At least 23 people were crushed to death Monday when residents of an Indonesian town surged forward while waiting to collect 40,000 rupiah (US$4.25) handouts from a rich family in an annual tradition, officials said.
The handouts were part of charity events marking the Islamic fasting month of Ramadan in the town of Pasuran, some 800 kilometers (nearly 500 miles) east of the capital, said local police chief Harry Sitompul.
Several thousands gathered outside the house from early morning in expectation of the tithe.
Television footage showed women screaming as they were pushed into the fence of the house by the crowd.

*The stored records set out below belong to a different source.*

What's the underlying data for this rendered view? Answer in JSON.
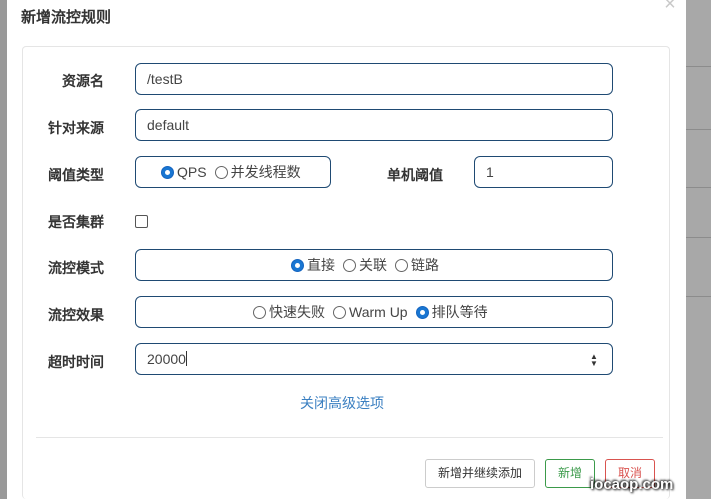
{
  "dialog": {
    "title": "新增流控规则",
    "close_glyph": "×"
  },
  "form": {
    "resource": {
      "label": "资源名",
      "value": "/testB"
    },
    "origin": {
      "label": "针对来源",
      "value": "default"
    },
    "threshold_type": {
      "label": "阈值类型",
      "options": [
        "QPS",
        "并发线程数"
      ],
      "selected": "QPS"
    },
    "single_threshold": {
      "label": "单机阈值",
      "value": "1"
    },
    "cluster": {
      "label": "是否集群",
      "checked": false
    },
    "mode": {
      "label": "流控模式",
      "options": [
        "直接",
        "关联",
        "链路"
      ],
      "selected": "直接"
    },
    "effect": {
      "label": "流控效果",
      "options": [
        "快速失败",
        "Warm Up",
        "排队等待"
      ],
      "selected": "排队等待"
    },
    "timeout": {
      "label": "超时时间",
      "value": "20000"
    },
    "advanced_toggle": "关闭高级选项"
  },
  "footer": {
    "add_continue": "新增并继续添加",
    "add": "新增",
    "cancel": "取消"
  },
  "watermark": "iocaop.com",
  "colors": {
    "input_border": "#1f4a73",
    "radio_on": "#1976d2",
    "link": "#3a7fc1",
    "success": "#3b9a4a",
    "danger": "#d9534f"
  }
}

At 23 people were killed and at least 8 others were in critical condition, Sitompul said.
Most of the dead were women, said Budi, a worker at the morgue who goes by a single name.
"They died because of a lack of oxygen or were trampled to death after being pushed from behind in the crush," he said.

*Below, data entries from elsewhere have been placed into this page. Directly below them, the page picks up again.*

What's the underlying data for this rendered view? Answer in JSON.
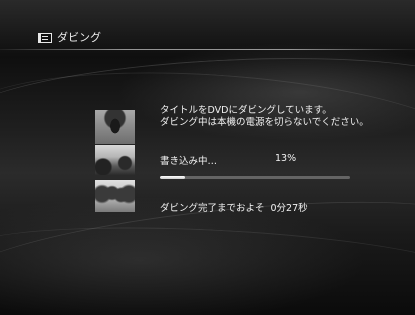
{
  "header": {
    "title": "ダビング",
    "icon": "film-icon"
  },
  "thumbnails": [
    {
      "name": "thumbnail-1"
    },
    {
      "name": "thumbnail-2"
    },
    {
      "name": "thumbnail-3"
    }
  ],
  "message": {
    "line1": "タイトルをDVDにダビングしています。",
    "line2": "ダビング中は本機の電源を切らないでください。"
  },
  "progress": {
    "status_label": "書き込み中…",
    "percent_text": "13%",
    "value": 0.13
  },
  "remaining": {
    "label": "ダビング完了までおよそ",
    "time": "0分27秒"
  }
}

Wealthy people often give money directly to large numbers of the poor during Ramadan, when most of Indonesia's 235 million people fast during daylight hours. However, crowd control is problematic and deaths have occurred at similar events in the past.
"There was no coordination with police during the handout," said mayor Aminurohman, who like many Indonesians goes by a single name.

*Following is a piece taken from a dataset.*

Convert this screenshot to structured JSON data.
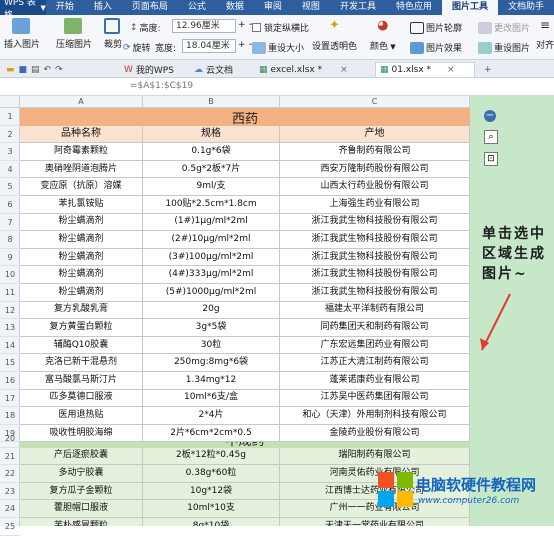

Media reports said the charity-giver, who was accompanied by his wife during the handout, was a car dealer.Reuse content